November 14, 2015

Tempermental Printers Rule the Studio

Today, there was no Pinterest-cruising and no reference book cheating, just straight to the studio to fiddle around with ideas for the painting of Great Grandfather Ross.  Once again, the shadows cast from the window to the back of the painting provided inspiration (although the lines are all in a different place), so I quickly traced them before the sun moved much.

Today's studio lesson was all about printer abuse and neglect.  A couple of years ago, I spent too much money on a fancy Epson Stylus R1900 printer because an artist and author I admire uses one for printing her art.  Hoping one day I would also generate art worthy of printing, I bought the same printer.  It's very rude and overly sensitive.  Apparently, one must use up the expensive ink faster than I do, or it just dries up and the printer thinks it needs to be fed.  I don't think I've used this printer in two years, in part because it was packed up when we were moving and then I just didn't get around to making much art.  Today I fired up the beast at which time it told me that I needed to replace four cartridges.  Ugh.  At least I had those four.  Then I went online and bought a replacement for each colour since they're nearly impossible to find in an actual brick-and-mortar store.  At least it seems to be happy and working well.  I prefer a simple printer that remembers settings and does the same old thing every time unless you tell it something different.  This one seems fussier, assuming you are printing something large and fancy and glossy at all times.  I'm pretty tech savvy and have read the manual and clearly need to spend more time finding it's secret tricks.

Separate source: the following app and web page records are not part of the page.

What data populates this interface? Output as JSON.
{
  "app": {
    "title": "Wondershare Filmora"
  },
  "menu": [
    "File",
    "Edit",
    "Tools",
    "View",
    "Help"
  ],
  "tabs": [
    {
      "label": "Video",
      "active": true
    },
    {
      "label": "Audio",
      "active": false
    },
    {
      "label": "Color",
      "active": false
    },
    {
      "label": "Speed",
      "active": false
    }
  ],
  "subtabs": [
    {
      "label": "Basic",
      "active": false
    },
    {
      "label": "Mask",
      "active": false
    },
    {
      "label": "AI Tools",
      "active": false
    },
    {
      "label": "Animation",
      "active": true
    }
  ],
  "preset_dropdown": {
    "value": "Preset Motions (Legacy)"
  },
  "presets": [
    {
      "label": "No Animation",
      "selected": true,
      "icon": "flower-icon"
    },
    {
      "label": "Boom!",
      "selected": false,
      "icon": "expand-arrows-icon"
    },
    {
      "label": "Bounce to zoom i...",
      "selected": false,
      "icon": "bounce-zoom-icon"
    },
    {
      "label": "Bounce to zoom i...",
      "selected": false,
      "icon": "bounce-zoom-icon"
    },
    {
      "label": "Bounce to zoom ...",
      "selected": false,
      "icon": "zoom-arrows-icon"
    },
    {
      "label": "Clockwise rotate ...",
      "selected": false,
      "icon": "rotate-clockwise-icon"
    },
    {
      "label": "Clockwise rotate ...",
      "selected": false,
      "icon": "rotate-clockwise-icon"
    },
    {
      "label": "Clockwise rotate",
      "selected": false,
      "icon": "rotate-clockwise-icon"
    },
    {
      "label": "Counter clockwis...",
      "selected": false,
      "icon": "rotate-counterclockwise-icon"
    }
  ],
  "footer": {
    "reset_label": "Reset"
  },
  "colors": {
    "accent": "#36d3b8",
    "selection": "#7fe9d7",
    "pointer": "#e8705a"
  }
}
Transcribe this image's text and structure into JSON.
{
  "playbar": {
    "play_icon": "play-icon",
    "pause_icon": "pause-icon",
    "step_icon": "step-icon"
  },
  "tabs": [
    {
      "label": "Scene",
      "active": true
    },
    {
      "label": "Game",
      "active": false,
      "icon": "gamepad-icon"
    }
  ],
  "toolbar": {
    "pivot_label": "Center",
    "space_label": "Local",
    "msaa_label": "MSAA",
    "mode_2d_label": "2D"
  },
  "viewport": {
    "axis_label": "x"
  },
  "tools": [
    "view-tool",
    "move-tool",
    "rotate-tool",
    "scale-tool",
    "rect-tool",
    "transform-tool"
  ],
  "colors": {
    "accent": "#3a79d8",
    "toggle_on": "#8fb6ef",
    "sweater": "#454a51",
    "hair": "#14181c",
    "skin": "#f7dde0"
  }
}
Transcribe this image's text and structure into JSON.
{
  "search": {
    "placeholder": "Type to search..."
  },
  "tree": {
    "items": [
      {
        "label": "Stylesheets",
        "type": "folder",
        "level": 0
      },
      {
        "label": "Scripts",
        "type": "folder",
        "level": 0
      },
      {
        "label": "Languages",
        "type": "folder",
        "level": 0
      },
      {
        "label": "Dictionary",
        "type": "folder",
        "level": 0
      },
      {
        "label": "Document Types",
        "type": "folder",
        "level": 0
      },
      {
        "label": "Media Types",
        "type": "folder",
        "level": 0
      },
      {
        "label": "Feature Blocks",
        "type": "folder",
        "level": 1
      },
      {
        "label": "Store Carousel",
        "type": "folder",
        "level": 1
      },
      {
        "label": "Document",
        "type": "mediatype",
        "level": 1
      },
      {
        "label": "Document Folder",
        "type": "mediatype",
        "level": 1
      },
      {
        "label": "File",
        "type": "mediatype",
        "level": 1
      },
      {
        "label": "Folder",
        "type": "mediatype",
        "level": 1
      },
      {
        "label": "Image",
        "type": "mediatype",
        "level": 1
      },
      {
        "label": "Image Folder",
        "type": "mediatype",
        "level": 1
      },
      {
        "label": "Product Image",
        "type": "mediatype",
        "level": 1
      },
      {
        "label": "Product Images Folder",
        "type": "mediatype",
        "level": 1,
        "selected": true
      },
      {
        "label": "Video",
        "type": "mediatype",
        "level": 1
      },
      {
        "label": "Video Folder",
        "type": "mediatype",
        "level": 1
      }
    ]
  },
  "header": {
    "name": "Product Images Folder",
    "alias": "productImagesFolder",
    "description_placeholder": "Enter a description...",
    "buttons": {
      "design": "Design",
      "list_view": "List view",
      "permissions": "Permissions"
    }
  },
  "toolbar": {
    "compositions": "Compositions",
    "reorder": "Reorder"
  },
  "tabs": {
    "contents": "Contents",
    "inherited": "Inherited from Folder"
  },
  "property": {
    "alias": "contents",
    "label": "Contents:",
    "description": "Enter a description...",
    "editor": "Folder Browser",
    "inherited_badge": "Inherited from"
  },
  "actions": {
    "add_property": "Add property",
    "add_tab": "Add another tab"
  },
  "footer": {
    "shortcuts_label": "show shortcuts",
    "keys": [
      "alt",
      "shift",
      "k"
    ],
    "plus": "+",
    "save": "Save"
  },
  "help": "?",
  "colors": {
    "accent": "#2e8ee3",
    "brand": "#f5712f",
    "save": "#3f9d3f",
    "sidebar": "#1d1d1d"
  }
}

With my husband out of town and nothing but time on my hands, I need to remember that I can work after dark.  For some reason, I always feel that I have to stop working as the sun is setting.  It must be my mindset from the days of having kids at home to feed and knowing I'd get the, "I'm on my way and will be home in an hour" call from my husband.  It's hard to get used to all of this free time.  Now I have to make good use of it.

January 9, 2015

The Artsy Resolution

My resolutions for the new year are not about diet, exercise, losing weight or any variation of those things (a never ending battle all year long).  I have resolved to 1) spend more social time with friends and family less time in solitude and 2) to get my artsy self back. 

Having fun with art is something I don't do well these days.  I read about so many successful artists (and I mean success in the sense of making a living) that are self-taught, learning from books, DVD's or taking single classes of instruction here and there.  I found a year-long online course with artists Carla Sonheim and Lynn Whipple (I am SO excited) and signed up, something I would have been afraid to do in the past.  The first lesson involves line drawing.  I completed the first lesson, and found myself muttering, "I stink at this."  The lesson reads all over the place that this is about having fun, relax, just go with it, it's not supposed to be perfect...but I still caught my inner critic speaking out loud.  When I was to pick a single subject and make multiple attempts at it, I caught myself scrolling up on the screen to see what the instructor's drawings looked like.  ACK!  Mine don't look like hers at all!  I must be doing it wrong.  Then I stopped myself and zoomed down the page so that I couldn't see her drawings any longer.  Really?  I still can't just relax?  This is going to take more practice than I thought it would, but I'm up for it.  I just need to tape the mouth of the inner critic shut.

I have decided that I'm going to give myself permission to try my hand at something another artist does that inspires me, not to sell it or claim the idea as my own, but to get back in the habit of making stuff.  Last week we had another of those crazy wind storms that absolutely trashed my back yard, leaving eucalyptus leaves and branches littered everywhere among the pine cone bombs that came flying down.  I remembered seeing pictures of painted individual eucalyptus leaves at and figured I could have some fun experimenting.  I spent a good two hours painting, something I can't remember doing for ages.  Now my leaves look nothing like the artist's leaves, but I had focused fun, music blaring, and was happy doing it.

Tomorrow's exercise is to continue without self-criticism.